“He was writing on a totally different level than he was verbally communicating,” she remembers. “If you had a general conversation with him, he wouldn’t be using the same descriptive analysis.”
Andrew began painting in middle school and also took an interest in photography. That allowed him to participate in projects like school play set designs.
“Being the photographer in the room brought him together with what was going on in that room,” Leslie recalls. “That just spoke volumes for being part of a group.”
Andrew has completed about 30 paintings. His three heroes from the art world: Paul Klee, Pablo Picasso and Vincent Van Gogh.
He also writes almost every day — including a recent addition to his repertoire: song lyrics.
“I want the whole world to be inspired,” Weatherly says. “I want to write for those with special needs. It’s truly all about the climb.”

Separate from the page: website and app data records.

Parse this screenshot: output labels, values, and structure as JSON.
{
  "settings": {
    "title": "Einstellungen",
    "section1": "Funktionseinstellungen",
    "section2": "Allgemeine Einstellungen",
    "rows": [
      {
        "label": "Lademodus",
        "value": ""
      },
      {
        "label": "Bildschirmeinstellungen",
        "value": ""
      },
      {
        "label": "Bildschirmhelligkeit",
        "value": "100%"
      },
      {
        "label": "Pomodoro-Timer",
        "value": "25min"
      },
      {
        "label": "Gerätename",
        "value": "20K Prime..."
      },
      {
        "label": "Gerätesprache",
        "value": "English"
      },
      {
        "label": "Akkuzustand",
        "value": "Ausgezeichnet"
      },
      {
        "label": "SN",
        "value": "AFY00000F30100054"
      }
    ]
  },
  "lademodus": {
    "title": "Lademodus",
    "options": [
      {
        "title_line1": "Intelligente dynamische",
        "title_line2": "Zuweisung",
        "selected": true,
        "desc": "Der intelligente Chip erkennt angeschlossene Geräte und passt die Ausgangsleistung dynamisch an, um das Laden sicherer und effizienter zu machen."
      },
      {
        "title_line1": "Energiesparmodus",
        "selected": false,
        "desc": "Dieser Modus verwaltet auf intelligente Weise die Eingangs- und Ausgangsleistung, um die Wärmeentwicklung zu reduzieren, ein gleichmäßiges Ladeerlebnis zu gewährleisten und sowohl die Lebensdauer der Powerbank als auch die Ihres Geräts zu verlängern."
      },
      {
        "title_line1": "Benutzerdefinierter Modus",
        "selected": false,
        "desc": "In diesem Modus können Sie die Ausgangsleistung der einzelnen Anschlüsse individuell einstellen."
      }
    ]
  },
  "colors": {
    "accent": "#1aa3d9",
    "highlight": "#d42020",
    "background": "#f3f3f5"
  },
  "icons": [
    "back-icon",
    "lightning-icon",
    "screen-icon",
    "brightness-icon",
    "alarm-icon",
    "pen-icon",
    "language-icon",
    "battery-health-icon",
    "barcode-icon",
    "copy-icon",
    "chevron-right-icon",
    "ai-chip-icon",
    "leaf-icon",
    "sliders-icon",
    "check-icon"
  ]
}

Last year, Weatherly’s art was featured as part of Heart and Sold, an exhibition featuring pieces by various artists with Down syndrome. It’s currently on display in Salford, England, and it has also been shown in Manchester, England; London; and New York City.
“I think we really have found a way to help bring to light that there’s an untapped resource in a lot of people,” Leslie says.
At the New York show last year, Leslie remembers, parents with children who have Down syndrome came up to Andrew and told him: “‘You really don’t know what you’ve done to help us.’”
“On the way home, I said: ‘Selling something would be really, really nice. But you’ve achieved your goal two-fold by people coming up and having benefited from meeting you,’” she recalls.
Lupo, the Healing Arts coordinator, calls Weatherly “an advocate for people that are struggling with some issue.”
“Really, in a sense, we all are,” she says. “I just see Andrew as an ambassador of hope and ability instead of a messenger of disability.”
As for Weatherly himself? He remains determined.
“I get upset when other people out there tell me I’m a loser,” he says. “There’s a whole lot of mean and rude people out there that tell me no. Well, I want them to know is: Take a look at me now. A change is gonna come.”